* **Exercise instructions**
Extract, from the records beneath this instruction, each line that contains the word "verbouwen".
● ● ● ● ● ● ●
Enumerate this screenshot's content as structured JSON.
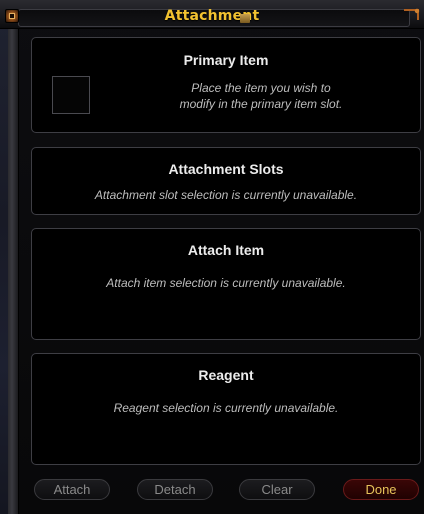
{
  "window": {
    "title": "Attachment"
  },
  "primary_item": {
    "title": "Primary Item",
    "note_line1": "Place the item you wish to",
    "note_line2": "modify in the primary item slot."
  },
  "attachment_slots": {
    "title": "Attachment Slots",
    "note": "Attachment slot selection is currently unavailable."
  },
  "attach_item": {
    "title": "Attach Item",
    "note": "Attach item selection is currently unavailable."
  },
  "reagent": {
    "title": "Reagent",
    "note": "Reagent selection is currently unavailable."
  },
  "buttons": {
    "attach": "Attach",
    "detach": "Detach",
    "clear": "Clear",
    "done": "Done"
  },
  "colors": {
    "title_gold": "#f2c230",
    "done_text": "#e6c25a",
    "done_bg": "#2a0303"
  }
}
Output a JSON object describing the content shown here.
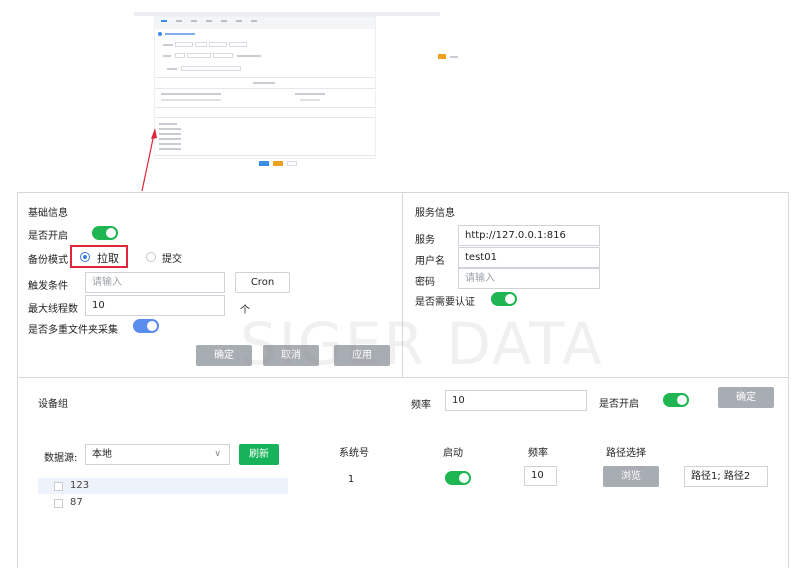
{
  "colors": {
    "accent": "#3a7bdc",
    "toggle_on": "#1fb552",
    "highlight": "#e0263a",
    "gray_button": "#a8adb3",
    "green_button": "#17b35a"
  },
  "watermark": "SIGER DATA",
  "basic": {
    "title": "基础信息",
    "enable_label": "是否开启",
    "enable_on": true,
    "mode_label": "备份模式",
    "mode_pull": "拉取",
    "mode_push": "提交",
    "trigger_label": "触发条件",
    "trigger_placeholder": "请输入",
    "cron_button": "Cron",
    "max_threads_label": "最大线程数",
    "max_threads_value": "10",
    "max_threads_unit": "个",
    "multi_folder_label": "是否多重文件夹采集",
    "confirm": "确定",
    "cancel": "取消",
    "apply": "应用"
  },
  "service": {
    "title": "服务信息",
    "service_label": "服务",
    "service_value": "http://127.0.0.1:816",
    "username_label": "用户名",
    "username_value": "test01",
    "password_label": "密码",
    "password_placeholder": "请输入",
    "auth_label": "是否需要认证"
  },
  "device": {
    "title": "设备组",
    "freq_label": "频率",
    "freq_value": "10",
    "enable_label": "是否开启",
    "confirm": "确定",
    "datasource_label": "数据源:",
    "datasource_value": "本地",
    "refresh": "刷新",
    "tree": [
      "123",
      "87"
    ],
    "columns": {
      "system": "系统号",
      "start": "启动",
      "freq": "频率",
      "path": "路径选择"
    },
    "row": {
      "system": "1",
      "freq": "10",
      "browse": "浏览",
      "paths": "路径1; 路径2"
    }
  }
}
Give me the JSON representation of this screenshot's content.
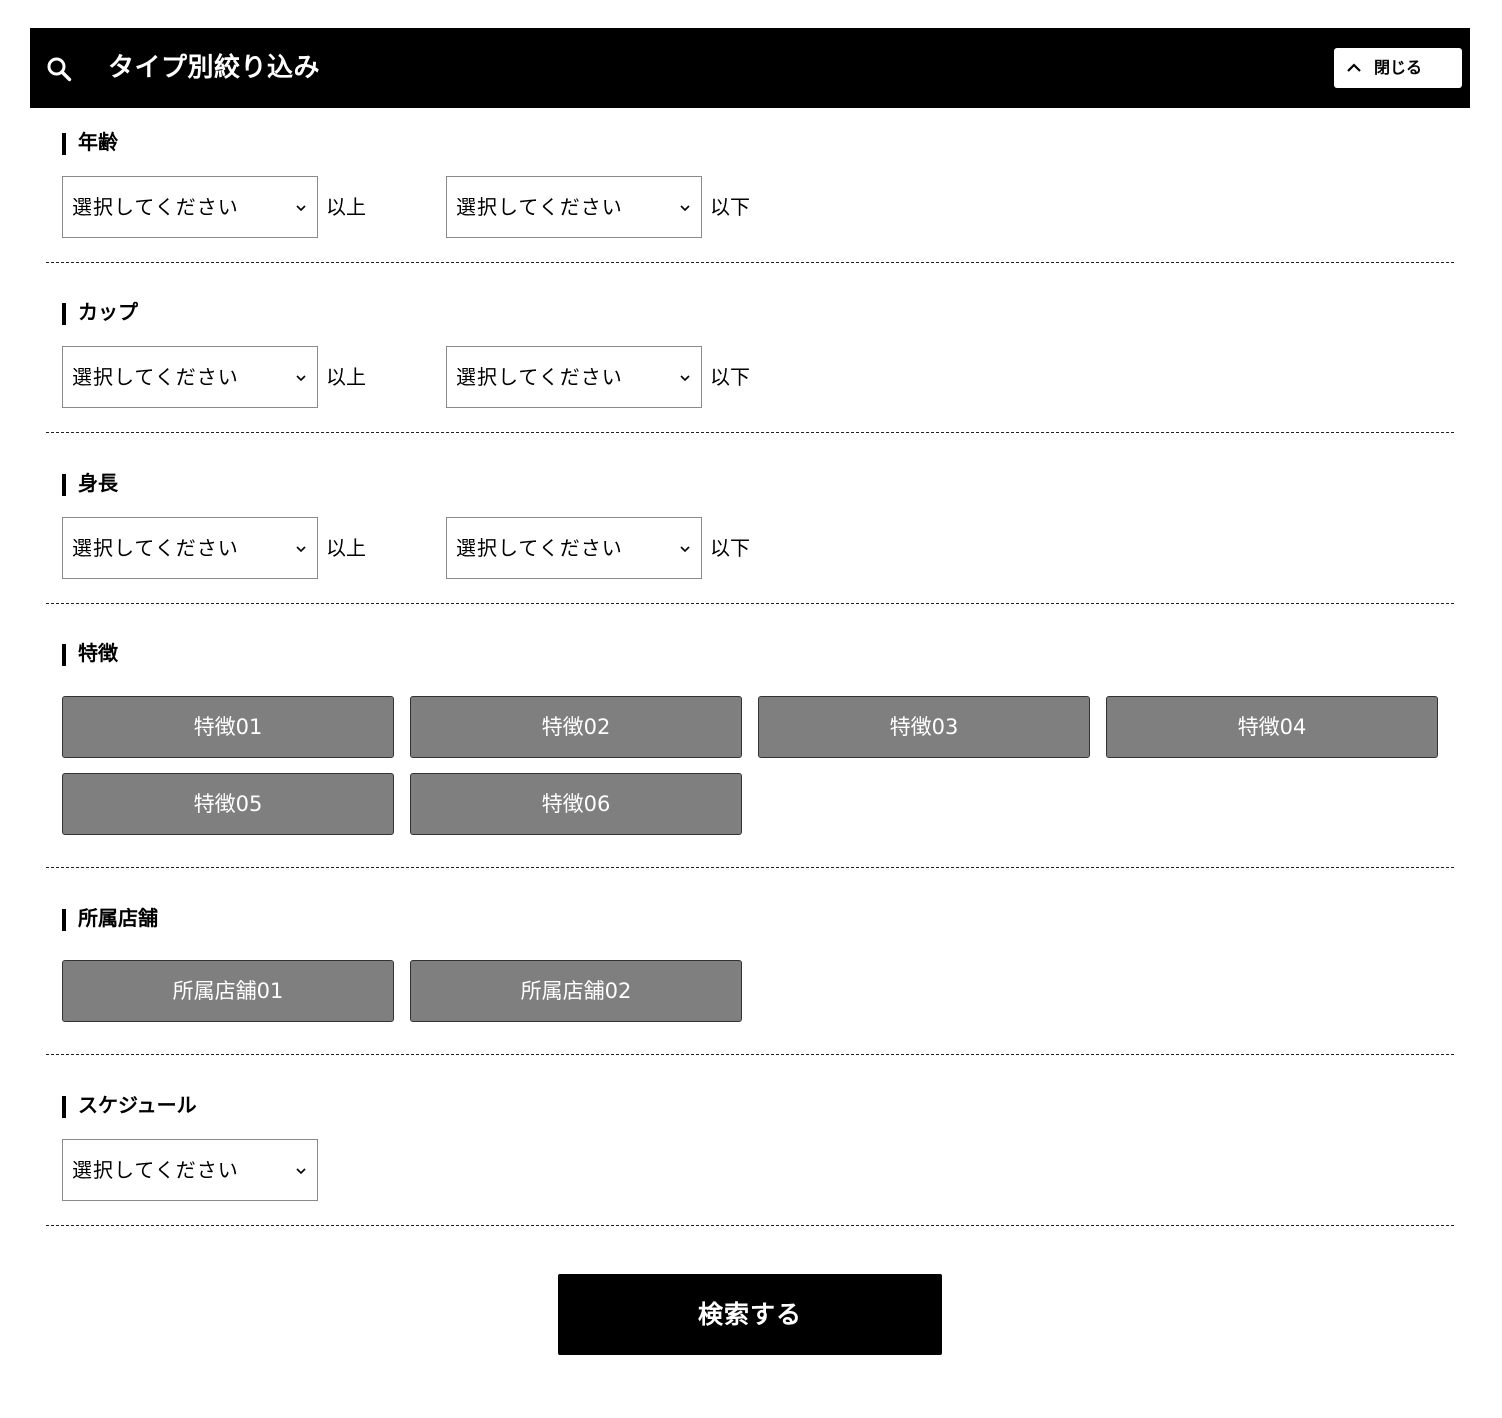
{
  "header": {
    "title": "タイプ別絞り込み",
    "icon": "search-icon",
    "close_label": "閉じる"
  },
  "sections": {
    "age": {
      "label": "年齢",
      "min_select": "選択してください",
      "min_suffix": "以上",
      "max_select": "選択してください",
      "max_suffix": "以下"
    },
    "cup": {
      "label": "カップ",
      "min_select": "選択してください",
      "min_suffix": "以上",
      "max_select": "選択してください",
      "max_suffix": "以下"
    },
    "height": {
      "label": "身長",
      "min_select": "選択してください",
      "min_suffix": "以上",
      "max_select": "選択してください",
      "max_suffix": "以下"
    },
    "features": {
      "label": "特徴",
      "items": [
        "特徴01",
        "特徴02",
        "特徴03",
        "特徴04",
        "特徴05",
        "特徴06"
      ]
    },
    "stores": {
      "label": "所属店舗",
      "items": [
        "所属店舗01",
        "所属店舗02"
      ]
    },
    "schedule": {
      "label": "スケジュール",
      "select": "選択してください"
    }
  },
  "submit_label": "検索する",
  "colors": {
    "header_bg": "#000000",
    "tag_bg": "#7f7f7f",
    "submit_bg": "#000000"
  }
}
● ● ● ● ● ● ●
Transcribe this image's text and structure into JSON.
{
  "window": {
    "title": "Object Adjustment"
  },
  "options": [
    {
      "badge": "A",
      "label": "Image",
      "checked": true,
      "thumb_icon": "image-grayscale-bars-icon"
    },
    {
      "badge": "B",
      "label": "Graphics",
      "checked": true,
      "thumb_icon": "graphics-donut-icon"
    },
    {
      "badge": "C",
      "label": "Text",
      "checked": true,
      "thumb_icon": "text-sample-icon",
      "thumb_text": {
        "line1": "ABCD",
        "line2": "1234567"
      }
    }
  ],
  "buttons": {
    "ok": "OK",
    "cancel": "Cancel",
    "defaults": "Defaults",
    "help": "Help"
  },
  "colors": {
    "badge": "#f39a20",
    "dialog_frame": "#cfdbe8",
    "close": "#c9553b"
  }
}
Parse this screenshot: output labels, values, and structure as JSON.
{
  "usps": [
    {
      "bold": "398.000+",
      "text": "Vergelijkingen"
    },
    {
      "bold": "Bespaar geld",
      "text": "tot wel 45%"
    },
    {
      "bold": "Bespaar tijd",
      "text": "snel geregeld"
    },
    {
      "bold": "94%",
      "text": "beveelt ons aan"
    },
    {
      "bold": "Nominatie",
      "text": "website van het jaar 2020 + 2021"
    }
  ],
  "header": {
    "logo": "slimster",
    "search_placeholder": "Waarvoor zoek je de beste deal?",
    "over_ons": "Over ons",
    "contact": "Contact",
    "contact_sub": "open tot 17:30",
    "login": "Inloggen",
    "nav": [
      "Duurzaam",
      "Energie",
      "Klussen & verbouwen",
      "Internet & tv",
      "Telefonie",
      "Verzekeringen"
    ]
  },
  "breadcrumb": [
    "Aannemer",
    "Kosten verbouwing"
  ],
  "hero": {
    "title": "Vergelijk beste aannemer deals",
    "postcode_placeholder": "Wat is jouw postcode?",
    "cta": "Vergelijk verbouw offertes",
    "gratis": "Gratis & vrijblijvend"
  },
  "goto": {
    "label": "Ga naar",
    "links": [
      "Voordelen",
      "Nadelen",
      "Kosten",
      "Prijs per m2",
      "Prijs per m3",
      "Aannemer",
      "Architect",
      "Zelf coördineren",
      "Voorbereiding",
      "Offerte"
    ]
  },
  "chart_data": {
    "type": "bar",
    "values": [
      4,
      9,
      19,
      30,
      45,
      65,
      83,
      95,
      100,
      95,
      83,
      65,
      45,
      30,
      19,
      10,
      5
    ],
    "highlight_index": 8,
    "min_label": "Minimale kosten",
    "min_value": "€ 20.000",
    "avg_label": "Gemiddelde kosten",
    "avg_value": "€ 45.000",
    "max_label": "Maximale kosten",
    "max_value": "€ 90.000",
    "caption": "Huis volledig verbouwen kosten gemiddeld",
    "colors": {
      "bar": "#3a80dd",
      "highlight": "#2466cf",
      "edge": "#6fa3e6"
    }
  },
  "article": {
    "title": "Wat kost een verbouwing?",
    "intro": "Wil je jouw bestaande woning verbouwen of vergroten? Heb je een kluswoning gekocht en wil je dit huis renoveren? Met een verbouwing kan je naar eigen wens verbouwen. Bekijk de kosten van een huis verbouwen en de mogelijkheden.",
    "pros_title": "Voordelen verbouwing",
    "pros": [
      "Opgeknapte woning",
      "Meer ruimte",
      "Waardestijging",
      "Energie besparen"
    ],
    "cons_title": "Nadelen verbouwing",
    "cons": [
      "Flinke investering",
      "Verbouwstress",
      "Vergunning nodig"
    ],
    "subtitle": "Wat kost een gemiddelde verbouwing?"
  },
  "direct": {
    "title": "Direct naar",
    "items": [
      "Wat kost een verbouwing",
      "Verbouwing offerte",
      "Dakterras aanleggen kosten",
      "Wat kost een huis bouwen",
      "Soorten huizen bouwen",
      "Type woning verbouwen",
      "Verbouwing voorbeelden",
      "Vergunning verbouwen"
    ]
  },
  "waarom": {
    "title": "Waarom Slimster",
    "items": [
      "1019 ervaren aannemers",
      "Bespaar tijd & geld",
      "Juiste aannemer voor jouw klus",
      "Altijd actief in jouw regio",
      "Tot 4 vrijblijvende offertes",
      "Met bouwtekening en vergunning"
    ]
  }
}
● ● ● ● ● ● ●
* **Reply to the task**
      "Klussen & verbouwen",
    "caption": "Huis volledig verbouwen kosten gemiddeld",
    "intro": "Wil je jouw bestaande woning verbouwen of vergroten? Heb je een kluswoning gekocht en wil je dit huis renoveren? Met een verbouwing kan je naar eigen wens verbouwen. Bekijk de kosten van een huis verbouwen en de mogelijkheden.",
      "Type woning verbouwen",
      "Vergunning verbouwen"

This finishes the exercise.